The project ran between 1967 and 1972 and was used in conjunction with other devious plots such as dropping bags filled with a mixture of nitrilotriacetic acid and sodium tripolyphosphate designed to spread out over a surface. When the rain (from the cloud seeding) came, the water reacted with the chemicals to basically create a muddy mess that the Americans hoped could severely hamper or even damage stretches of the Ho Chi Minh Trail. While all of this has since been declassified, it remains a murky operation that we still don’t know a whole lot about.
But that wasn’t the worst of it. The war in Vietnam saw the Americans use a weapon that has left a horrific mark not only on Vietnam, Laos and Cambodia but also on those American soldiers who were exposed to it. Agent Orange was a defoliant chemical weapon, designed primarily to destroy crops and so cut off food sources for the North Vietnamese, but it came with awful health side effects. From various forms of cancer to birth defects in children born long after the end of the war, the legacy of Agent Orange is dark, to say the least. It’s thought that around 2.1 million litres (475,500 gallons) of Agent Orange was dropped in Laos targeting the Ho Chi Minh Trail throughout the war.
The Fall of Saigon
In early 1971, South Vietnamese troops, supported by massive American air support, crossed the border and began to make their way up the Ho Chi Minh Trail – it was the first major ground offensive against the vital supply line.
To begin with they met little resistance but eventually, the Viet Cong hit back with a sustained ferocity and by the end of March 1971 what was left of the southern army crossed back into South Vietnam, hounded by the Viet Cong. It had been nothing short of disastrous and though the fall of Saigon was still three years away, many in Washington already knew they were now fighting a lost cause.
The Paris Peace Accords were signed by all sides in January 1973. It outlined the U.S withdrawal from the country and established a clear division between the north and south – though few were under any illusions of what would happen once the Americans left.
Throughout 1973, the North Vietnamese forces gathered and prepared for what would be the final assault. The Ho Chi Minh Trail, now an astonishing complex arrangement with paved roads virtually the entire way, saw a huge amount of activity as troops and equipment poured south. In late December 1974, the Battle of Phước Long began and by early January the north had emerged victorious. It was now clear that without the support of their American Allies, the South Vietnamese forces stood little chance.
What little fight was left evaporated in the early months of 1975 as southern resistance crumbled. Terror spread through the South as North Vietnamese troops stormed towards Saigon. Despite an admirable and massive evacuation plan by the United States, only around 22,000 South Vietnamese who had worked for the Americans, along with their families, were evacuated. On 30th April 1975, Saigon finally fell, bringing an end to one of the longest-running major wars of the 20th Century.
The effect the Ho Chi Minh Trail had on the conflict is difficult to emphasise. Take it out of the war and we have an entirely different war. The Viet Cong and PAVN were able to succeed because of their hit and run guerrilla tactics but also because of the astonishing success of the various roads and trails that made up this now iconic route.

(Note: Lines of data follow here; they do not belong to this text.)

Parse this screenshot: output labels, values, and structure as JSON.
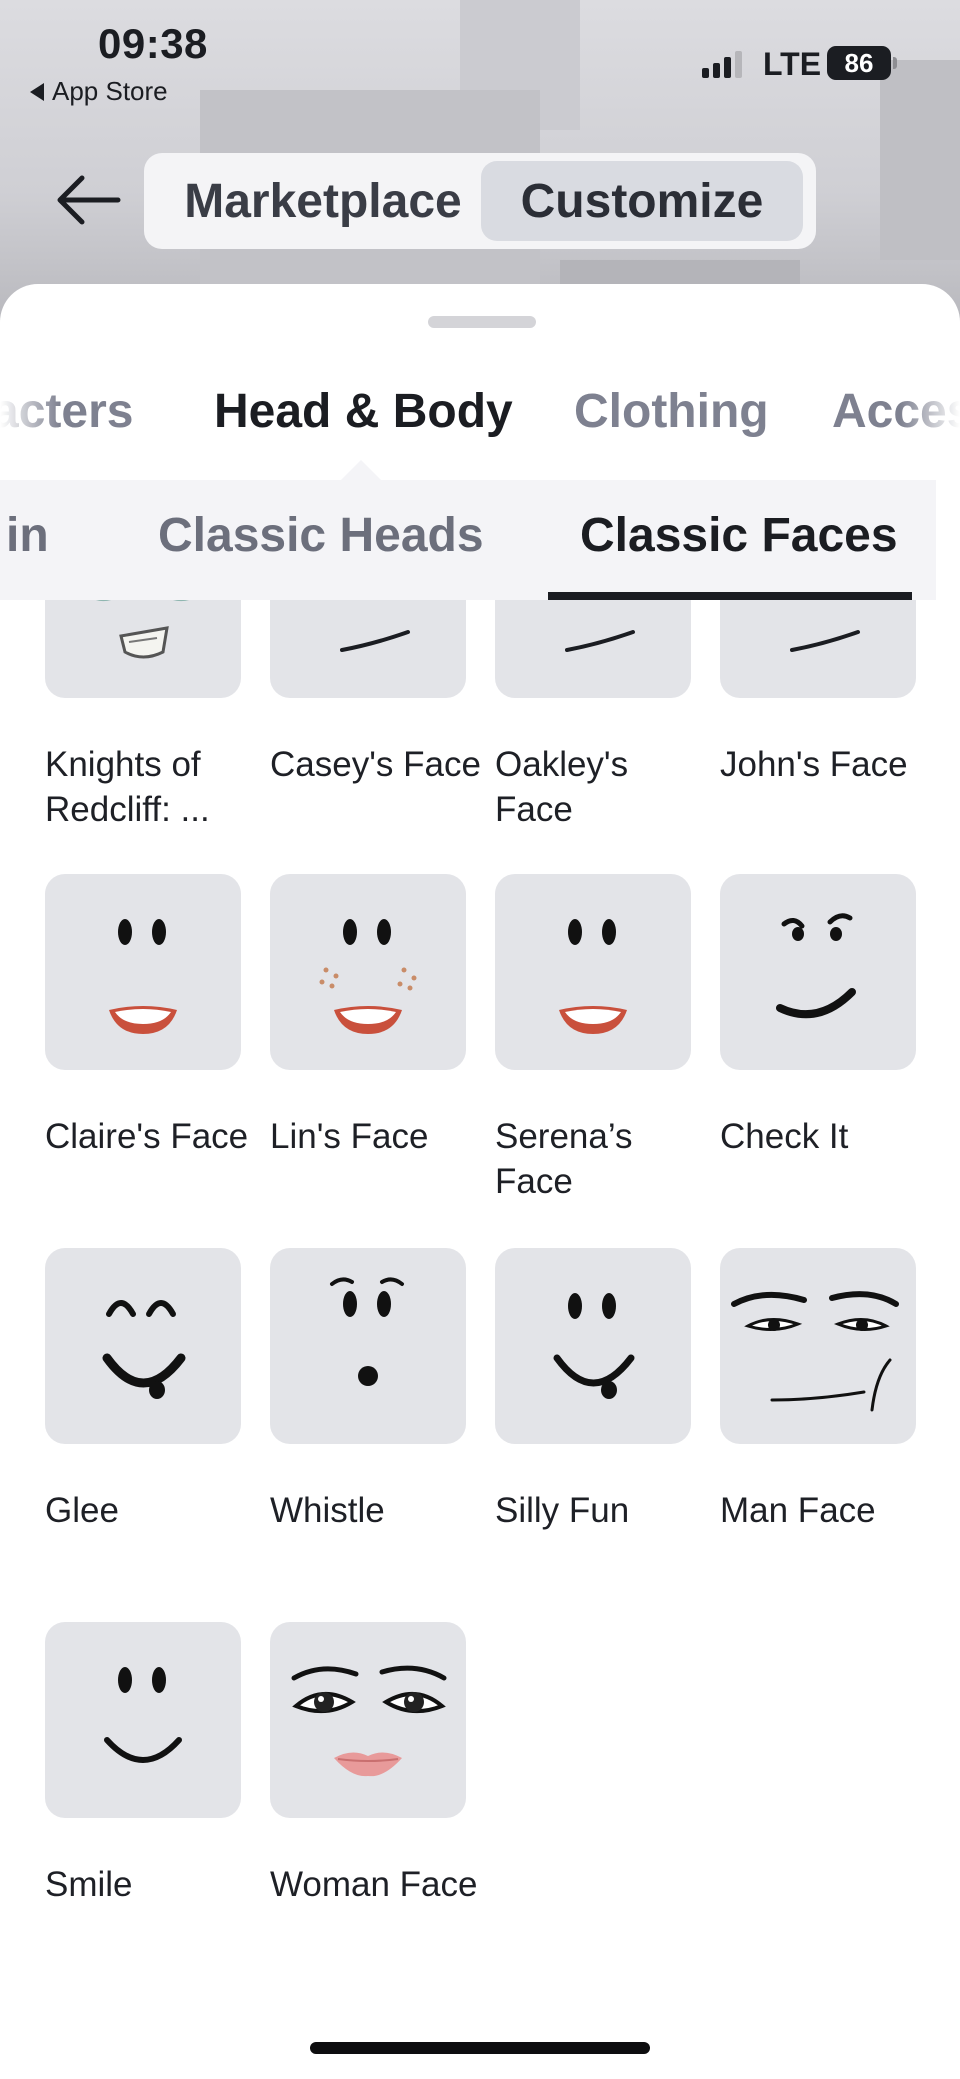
{
  "status_bar": {
    "time": "09:38",
    "back_app": "App Store",
    "network": "LTE",
    "battery": "86"
  },
  "top_nav": {
    "segments": [
      {
        "label": "Marketplace",
        "selected": false
      },
      {
        "label": "Customize",
        "selected": true
      }
    ]
  },
  "category_tabs": [
    {
      "label": "acters",
      "selected": false
    },
    {
      "label": "Head & Body",
      "selected": true
    },
    {
      "label": "Clothing",
      "selected": false
    },
    {
      "label": "Acces",
      "selected": false
    }
  ],
  "sub_tabs": [
    {
      "label": "in",
      "selected": false
    },
    {
      "label": "Classic Heads",
      "selected": false
    },
    {
      "label": "Classic Faces",
      "selected": true
    }
  ],
  "faces": [
    {
      "name": "Knights of Redcliff: ...",
      "icon": "knights-face-icon"
    },
    {
      "name": "Casey's Face",
      "icon": "smirk-face-icon"
    },
    {
      "name": "Oakley's Face",
      "icon": "smirk-face-icon"
    },
    {
      "name": "John's Face",
      "icon": "smirk-face-icon"
    },
    {
      "name": "Claire's Face",
      "icon": "lipstick-face-icon"
    },
    {
      "name": "Lin's Face",
      "icon": "freckles-face-icon"
    },
    {
      "name": "Serena’s Face",
      "icon": "lipstick-face-icon"
    },
    {
      "name": "Check It",
      "icon": "check-it-face-icon"
    },
    {
      "name": "Glee",
      "icon": "glee-face-icon"
    },
    {
      "name": "Whistle",
      "icon": "whistle-face-icon"
    },
    {
      "name": "Silly Fun",
      "icon": "silly-fun-face-icon"
    },
    {
      "name": "Man Face",
      "icon": "man-face-icon"
    },
    {
      "name": "Smile",
      "icon": "smile-face-icon"
    },
    {
      "name": "Woman Face",
      "icon": "woman-face-icon"
    }
  ],
  "colors": {
    "sheet": "#ffffff",
    "thumb": "#e3e4e8",
    "text_primary": "#1b1d22",
    "text_muted": "#7e8190",
    "lip_red": "#c9503c",
    "lip_pink": "#e89a9a"
  }
}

Simply in terms of logistics, it’s mind-boggling what was done in the jungles of Laos and Cambodia under hellish conditions, both natural and American made. The United States threw absolutely everything they had at the Ho Chi Minh Trail and still it kept on coming. This was the trail that won the war.